Data modeling is usually seen as a visual activity, but many data modelers prefer writing a SQL script to generate the data model. Catering to different teams and different ways of collaboration between teams, Vertabelo offers you three different options to create your data models. You can create a physical data model, a logical data model, or a SQL script. Creating a physical data model or a logical data model consists of a GUI-based approach.
The logical model is a visual representation of a rough idea of what the entities, relationships, and attributes in a model will be. The physical model, also a visual representation of the data model, is a stricter idea of the logical model where you have defined data types, constraints, and other things based on the database engine you will be using.
A SQL script is what you get if you want to see a physical model in text alone. A SQL script, on the other hand, is a textual representation of the data model. As mentioned above, Vertabelo provides you a way of working with all these three options. In this tutorial, we will look at the third option — working with a SQL script.
Creating a SQL Script
You can use this option when you want to write your DDL from scratch by using the Create new document in the upper panel of the Vertabelo dashboard as shown below:
Once you click on the SQL Script option from the New document window, you land on the following screen where you are asked to name your SQL script.
You can also upload existing SQL scripts into Vertabelo by using the Upload SQL scripts as shown below:
The upload SQL scripts feature can be very useful when you are migrating your data models to Vertabelo. It is also very useful if you haven’t used a data modeling tool for creating data models before. You can export your existing database schema from your database’s SQL client and import it into Vertabelo. On a separate note, you can also use Vertabelo to export your current physical models (ER diagrams) to generate SQL scripts.

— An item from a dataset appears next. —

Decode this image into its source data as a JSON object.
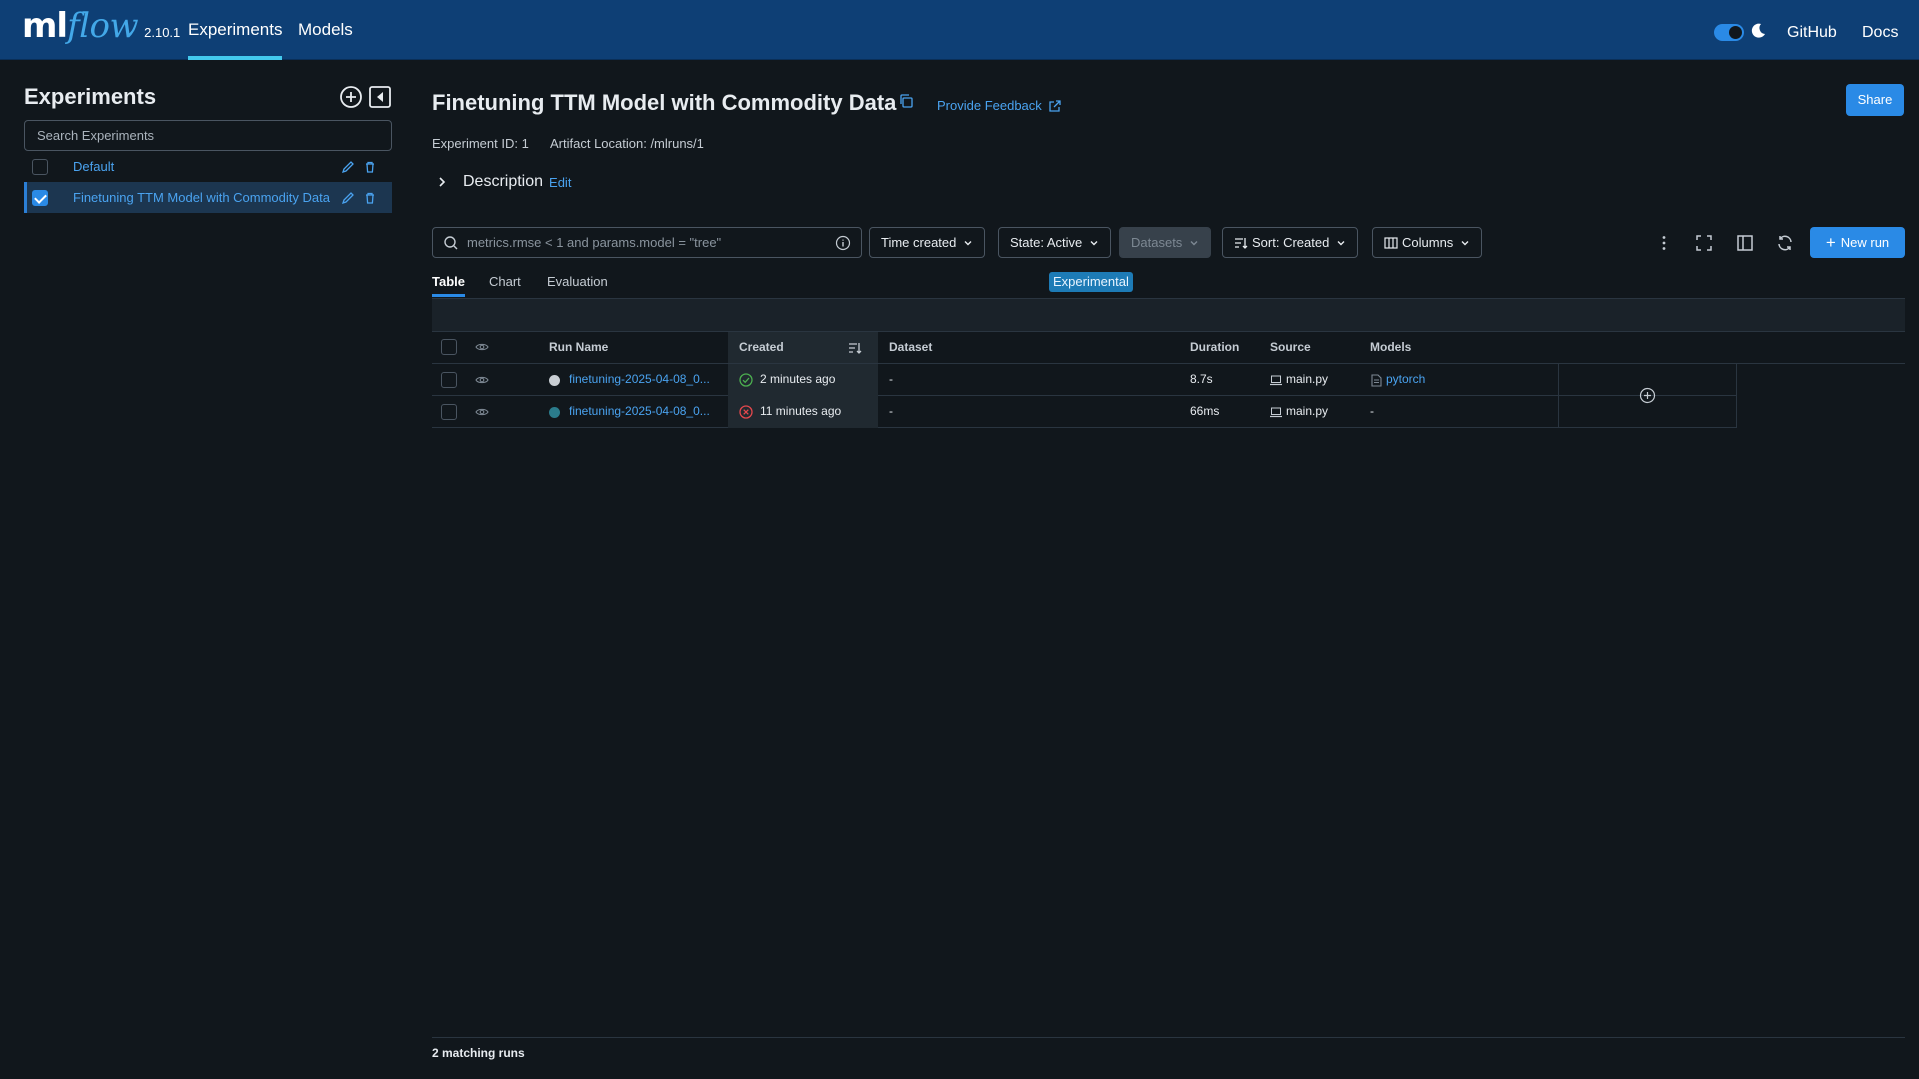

After creating a new document or uploading an existing document, you can access the document by opening the SQL script in the SQL script editor as shown below:
The SQL script editor has syntax highlighting built-in. You can easily differentiate SQL keywords. It serves two purposes. First, it helps you format the DDL better, and second, it helps you easily identify any keyword-related syntax errors.
Working with the SQL Script
After creating the file, you can use the upper panel to perform the following operations on the file:
1. Share this model with your team
Pressing the Copy option duplicates the SQL script document within the same folder. If your document is called SQL Script, Vertabelo will create another document with the name — Copy of SQL Script.
A common use of these SQL scripts is storing them in an external version control system or deploying them on your local for testing and development. You can use this option to download the scripts to your local machine and work with them.
You can use this option to rename the SQL script. This option comes in handy when you have to
5. Move to
This option gives you another way of organizing and reorganizing the SQL scripts in your project. Using the Move to option, you can move a SQL script from one folder to another, as shown below:
If you have created a SQL script by mistake or your SQL script has served its purpose, you can go ahead and remove it from your documents using the Delete option as shown below:
7. Switch between SQL scripts
While working on a data modeling project, you may organize your SQL scripts in different files and folders. To switch between different SQL scripts, you can use the left-most drop-down while working with a SQL script. It will show you the list of SQL scripts in your account, and you can switch to any script.
Vertabelo’s autosave feature ensures that you don’t lose any last-minute changes you made to your SQL script when you switch between scripts.
Please note that all the options available in the upper panel that enable you to work with your SQL scripts are also available as options in a floating drop-down menu that comes up when you right-click on a given script.